Pickering non-precision resistor cards provide a non-volatile memory store for each resistor, however this memory store is of limited size, only 16 bits, and cannot hold a calibration value of adequate precision using normal data types.
This article describes a method of storing calibration values using a half-precision floating point data type that uses just 16-bits.
IEEE 754 describes a data type called half-precision, or sometimes binary16, which is contained in 16 bits:
1 bit: sign
5 bits: exponent
10 bits: mantissa or significand
This is capable of storing a value between 6.10x10^-5 to 6.55x10^4. That is, it is limited to a maximum value of about 65500. So, ff resistor calibration values are stored in kOhm values, then calibration values up to 65MOhm are supported. So, 12345 Ohms is stored as 12.345, and 10 Ohms is stored as 0.01.
The limitation of this data type is with its limited precision, the numerical values are only accurate to about 0.05%. A modification of the data type, removal of the sign bit and adding a further mantissa bit, gives an improvement of the resolution to give an accuracy of about 0.025% as shown in the diagram below.
Accuracy of the half-precision and modified half-precision data types
Functions to convert from single and double precison values to and from half precision values are provided in a library r-card-lib
In use, the functions:
Convert a standard floating point value to/from a HALF (16-bit) value

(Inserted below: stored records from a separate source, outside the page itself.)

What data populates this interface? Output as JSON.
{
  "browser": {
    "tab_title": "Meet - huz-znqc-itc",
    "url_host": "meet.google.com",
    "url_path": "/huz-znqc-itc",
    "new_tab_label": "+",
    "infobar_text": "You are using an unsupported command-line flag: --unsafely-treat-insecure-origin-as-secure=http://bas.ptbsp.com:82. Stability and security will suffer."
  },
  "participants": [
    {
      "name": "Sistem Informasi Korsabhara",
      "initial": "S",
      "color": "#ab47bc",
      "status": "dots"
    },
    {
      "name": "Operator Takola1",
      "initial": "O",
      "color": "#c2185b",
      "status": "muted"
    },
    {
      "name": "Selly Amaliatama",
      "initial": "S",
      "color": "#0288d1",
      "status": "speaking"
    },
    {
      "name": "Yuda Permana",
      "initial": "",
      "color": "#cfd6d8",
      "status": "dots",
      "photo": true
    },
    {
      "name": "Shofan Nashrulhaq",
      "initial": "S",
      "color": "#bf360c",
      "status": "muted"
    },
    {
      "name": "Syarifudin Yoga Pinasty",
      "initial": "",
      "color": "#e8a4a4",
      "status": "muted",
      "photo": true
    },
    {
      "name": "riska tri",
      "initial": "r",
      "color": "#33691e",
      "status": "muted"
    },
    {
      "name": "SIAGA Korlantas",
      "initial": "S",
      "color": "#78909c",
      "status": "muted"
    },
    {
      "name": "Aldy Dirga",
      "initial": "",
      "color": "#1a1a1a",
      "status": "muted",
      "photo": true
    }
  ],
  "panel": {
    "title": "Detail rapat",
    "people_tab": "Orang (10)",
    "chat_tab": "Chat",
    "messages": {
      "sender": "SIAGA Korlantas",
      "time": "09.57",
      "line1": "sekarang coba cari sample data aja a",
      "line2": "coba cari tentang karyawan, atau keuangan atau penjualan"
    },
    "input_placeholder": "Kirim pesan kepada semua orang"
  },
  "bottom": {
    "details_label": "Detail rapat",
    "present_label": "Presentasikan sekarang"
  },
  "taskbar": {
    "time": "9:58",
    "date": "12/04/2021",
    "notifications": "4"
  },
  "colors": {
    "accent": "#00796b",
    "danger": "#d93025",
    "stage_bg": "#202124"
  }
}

The modified half-precision data type is also included, these are:
Convert a standard floating point value to/from a modified HALF (16-bit) value giving improved resolution values